Once a rough idea of basic design has been arrived at, where the gates will spend their working lives can be considered.
Open or close boarded
Gates can be made without gaps (close boarded) or with open sections (open boarded). As a gate is subject to the forces of moving air on its surface, larger gates and gates installed in exposed, windy locations can benefit significantly from a degree of open boarded design. This allows some of the air acting on their surface to pass straight through the gate instead of resisting or reinforcing the gate’s normal opening and closing movements.
Gates are exposed to the weather so they get wet and dry out and get wet again. Wood can suffer when wet, as it soaks up water and expands and gets heavier. Over a period of time, wet wood also starts to rot. In drier times, wet wood slowly dries, contracts and becomes lighter. It will eventually develop cracks and larger splits. Regular treatment of wood can slow down this process but it will happen eventually.
Iron rusts when it is exposed to water and air. Again, surface treatment will help delay the process but rust is hard to eliminate.
Aluminium is highly resistant to the damaging combination of water and air.

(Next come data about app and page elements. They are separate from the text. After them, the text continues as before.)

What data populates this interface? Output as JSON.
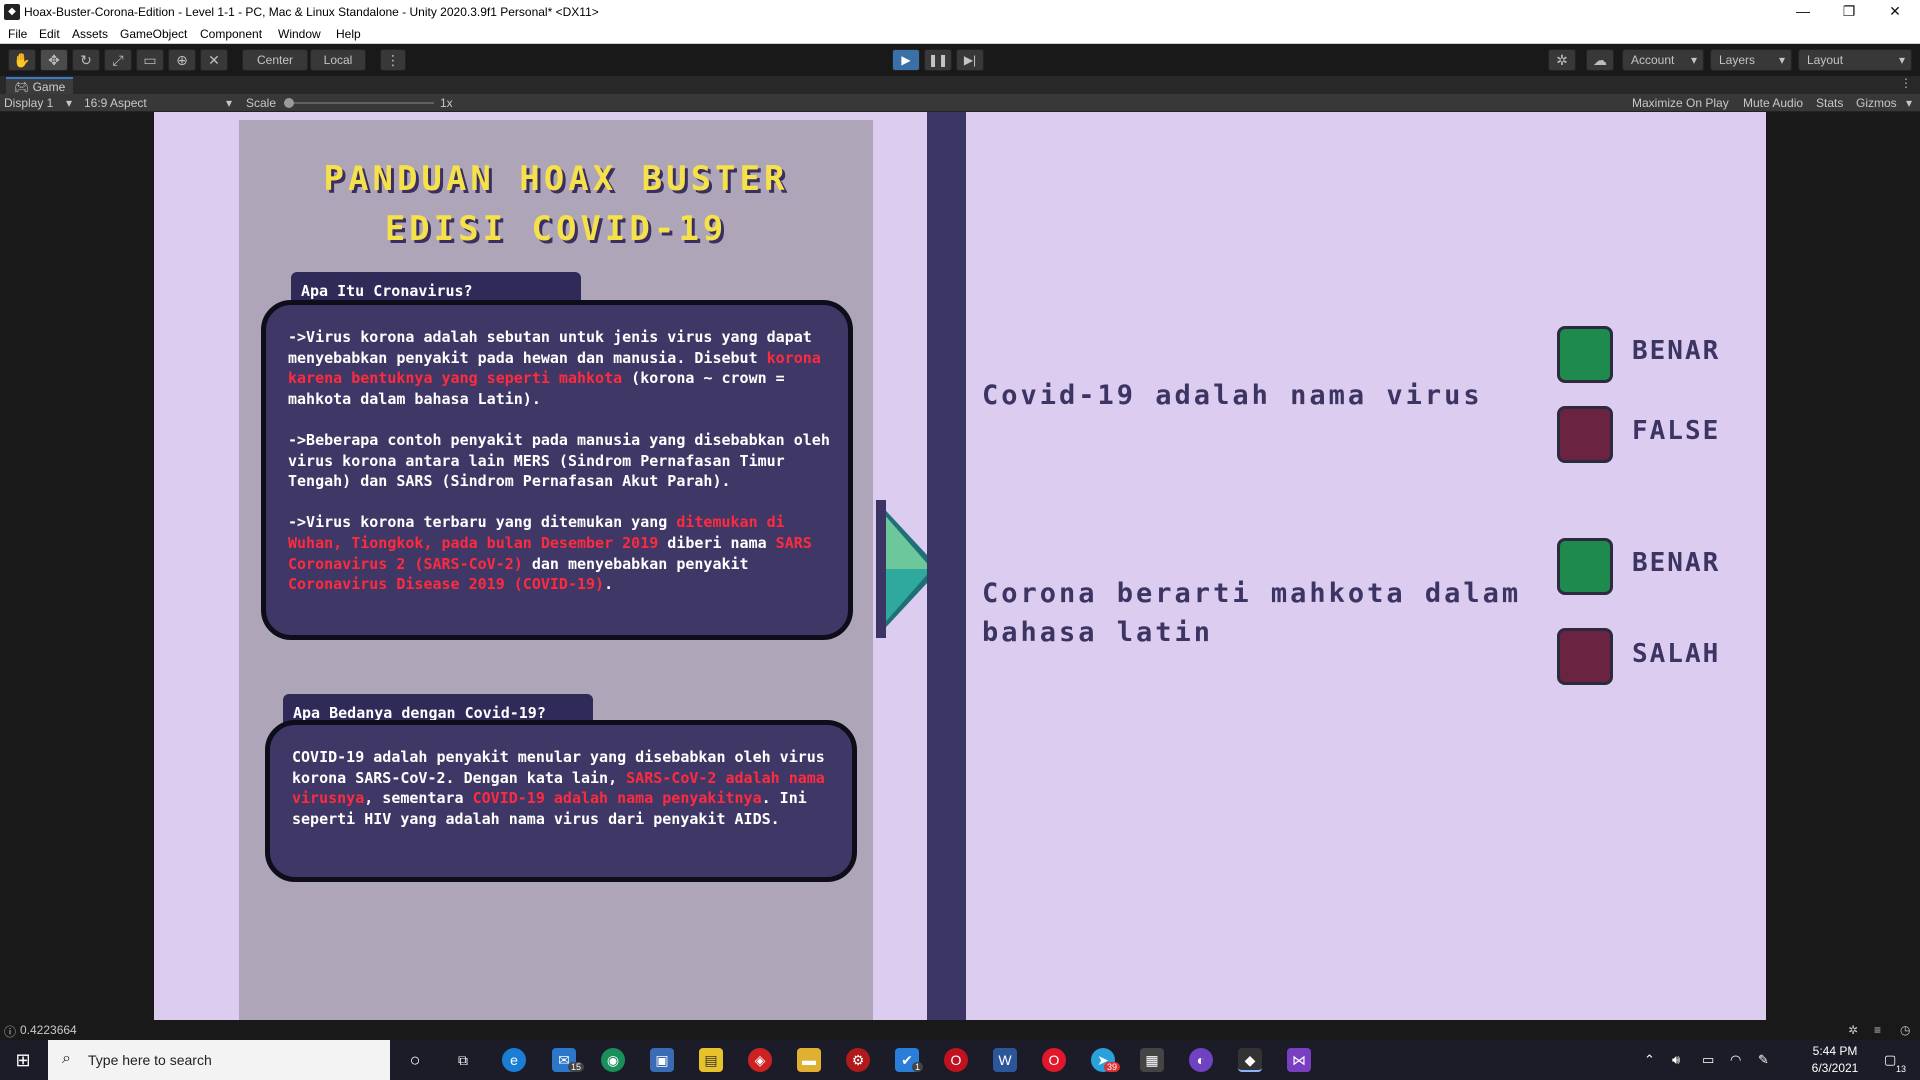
{
  "window": {
    "title": "Hoax-Buster-Corona-Edition - Level 1-1 - PC, Mac & Linux Standalone - Unity 2020.3.9f1 Personal* <DX11>",
    "minimize": "—",
    "restore": "❐",
    "close": "✕"
  },
  "menu": [
    "File",
    "Edit",
    "Assets",
    "GameObject",
    "Component",
    "Window",
    "Help"
  ],
  "toolbar": {
    "center_label": "Center",
    "local_label": "Local",
    "account_label": "Account",
    "layers_label": "Layers",
    "layout_label": "Layout"
  },
  "game_tab": {
    "tab_label": "Game",
    "display": "Display 1",
    "aspect": "16:9 Aspect",
    "scale_label": "Scale",
    "scale_value": "1x",
    "maximize_on_play": "Maximize On Play",
    "mute_audio": "Mute Audio",
    "stats": "Stats",
    "gizmos": "Gizmos"
  },
  "game": {
    "guide_title_line1": "PANDUAN HOAX BUSTER",
    "guide_title_line2": "EDISI COVID-19",
    "section1": {
      "heading": "Apa Itu Cronavirus?",
      "p1_a": "->Virus korona adalah sebutan untuk jenis virus yang dapat menyebabkan penyakit pada hewan dan manusia. Disebut ",
      "p1_red": "korona karena bentuknya yang seperti mahkota",
      "p1_b": " (korona ~ crown = mahkota dalam bahasa Latin).",
      "p2": "->Beberapa contoh penyakit pada manusia yang disebabkan oleh virus korona antara lain MERS (Sindrom Pernafasan Timur Tengah) dan SARS (Sindrom Pernafasan Akut Parah).",
      "p3_a": "->Virus korona terbaru yang ditemukan yang ",
      "p3_red1": "ditemukan di Wuhan, Tiongkok, pada bulan Desember 2019",
      "p3_b": " diberi nama ",
      "p3_red2": "SARS Coronavirus 2 (SARS-CoV-2)",
      "p3_c": " dan menyebabkan penyakit ",
      "p3_red3": "Coronavirus Disease 2019 (COVID-19)",
      "p3_d": "."
    },
    "section2": {
      "heading": "Apa Bedanya dengan Covid-19?",
      "p_a": "  COVID-19 adalah penyakit menular yang disebabkan oleh virus korona SARS-CoV-2. Dengan kata lain, ",
      "p_red1": "SARS-CoV-2 adalah nama virusnya",
      "p_b": ", sementara ",
      "p_red2": "COVID-19 adalah nama penyakitnya",
      "p_c": ". Ini seperti HIV yang adalah nama virus dari penyakit AIDS."
    },
    "question1": "Covid-19 adalah nama virus",
    "q1_answer_true": "BENAR",
    "q1_answer_false": "FALSE",
    "question2_line1": "Corona berarti mahkota dalam",
    "question2_line2": "bahasa latin",
    "q2_answer_true": "BENAR",
    "q2_answer_false": "SALAH",
    "colors": {
      "true_button": "#1e8a4e",
      "false_button": "#6a2442",
      "title": "#f5e14a",
      "highlight": "#ff2a3e"
    }
  },
  "status": {
    "value": "0.4223664"
  },
  "taskbar": {
    "search_placeholder": "Type here to search",
    "mail_badge": "15",
    "todo_badge": "1",
    "telegram_badge": "39",
    "time": "5:44 PM",
    "date": "6/3/2021",
    "notification_badge": "13"
  }
}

Aluminium are also usually covered with a tough coating that incorporates the colour or wood-effect design chose for your gates.
All swing gates are hung on posts with hinges and sliding gates move along tracks on rollers. But they can also be automated so that they open and close at the touch of a button. This can be from inside your car as you leave or return home, or inside your house using an intercom system connected to a call panel outside the gates. Nowadays, you can even use your mobile phone with access control systems that will open or close your gates from anywhere in the world.

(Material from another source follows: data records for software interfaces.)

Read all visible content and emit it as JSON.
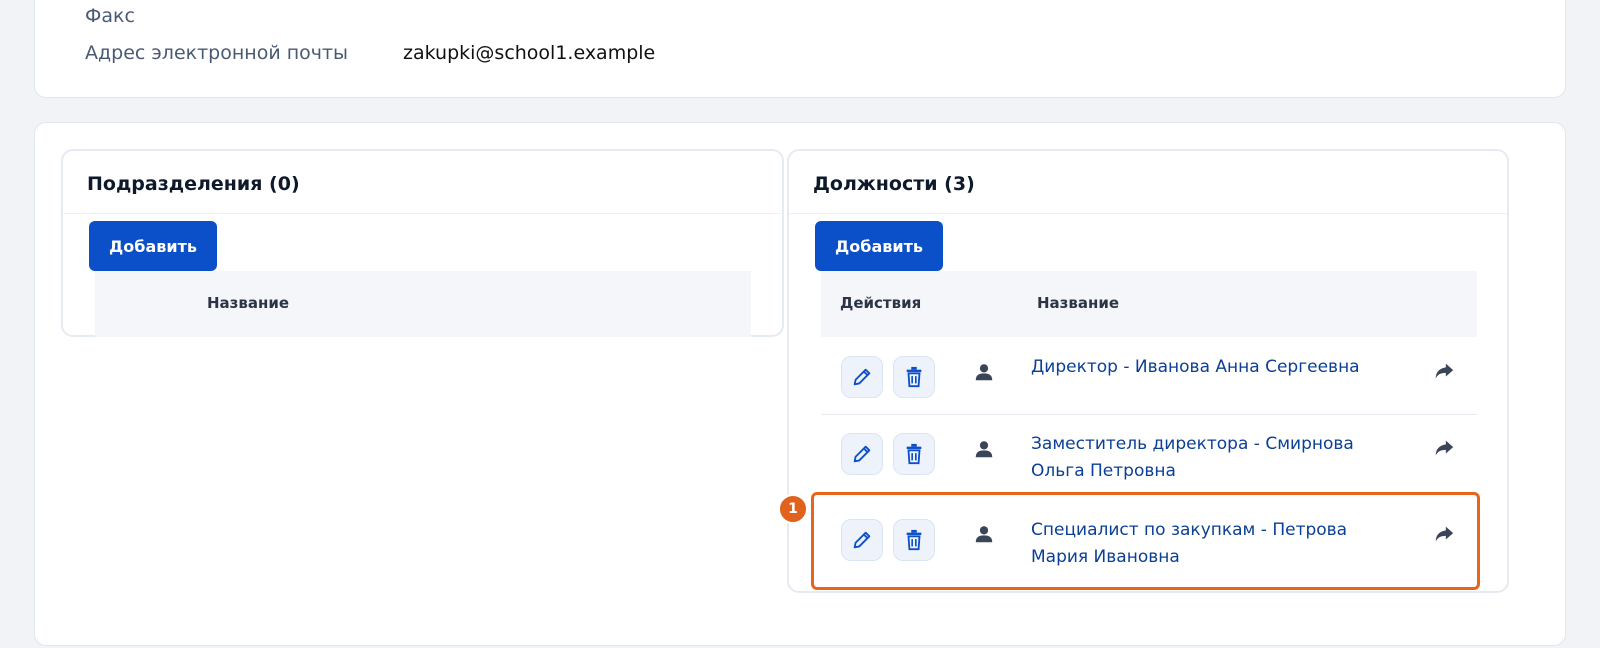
{
  "contacts": {
    "fax_label": "Факс",
    "fax_value": "",
    "email_label": "Адрес электронной почты",
    "email_value": "zakupki@school1.example"
  },
  "departments": {
    "title": "Подразделения (0)",
    "add_label": "Добавить",
    "col_name": "Название"
  },
  "positions": {
    "title": "Должности (3)",
    "add_label": "Добавить",
    "col_actions": "Действия",
    "col_name": "Название",
    "rows": [
      {
        "name_line1": "Директор - Иванова Анна Сергеевна",
        "name_line2": ""
      },
      {
        "name_line1": "Заместитель директора - Смирнова",
        "name_line2": "Ольга Петровна"
      },
      {
        "name_line1": "Специалист по закупкам - Петрова",
        "name_line2": "Мария Ивановна"
      }
    ]
  },
  "annotation": {
    "marker_label": "1"
  },
  "colors": {
    "accent": "#0b50c8",
    "link": "#0b3f95",
    "highlight": "#e8661c",
    "icon": "#0b50c8"
  },
  "icons": [
    "pencil-icon",
    "trash-icon",
    "person-icon",
    "share-icon"
  ]
}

Swing gates can be automated with a variety of motors which are either visibly mounted on the gate and adjacent gate pillar or installed underground for more discrete gate automation. Sliding gate motors all mount on the ground next to the gate a use a cog meshed with a rack mounted on the gate to slide the gate open and closed.
Final considerations for the perfect gates include locks and gate furniture including hinges, letterboxes and gate stays. You could include cat flaps, lights and even cut-outs depending on what makes your perfect choice of gates.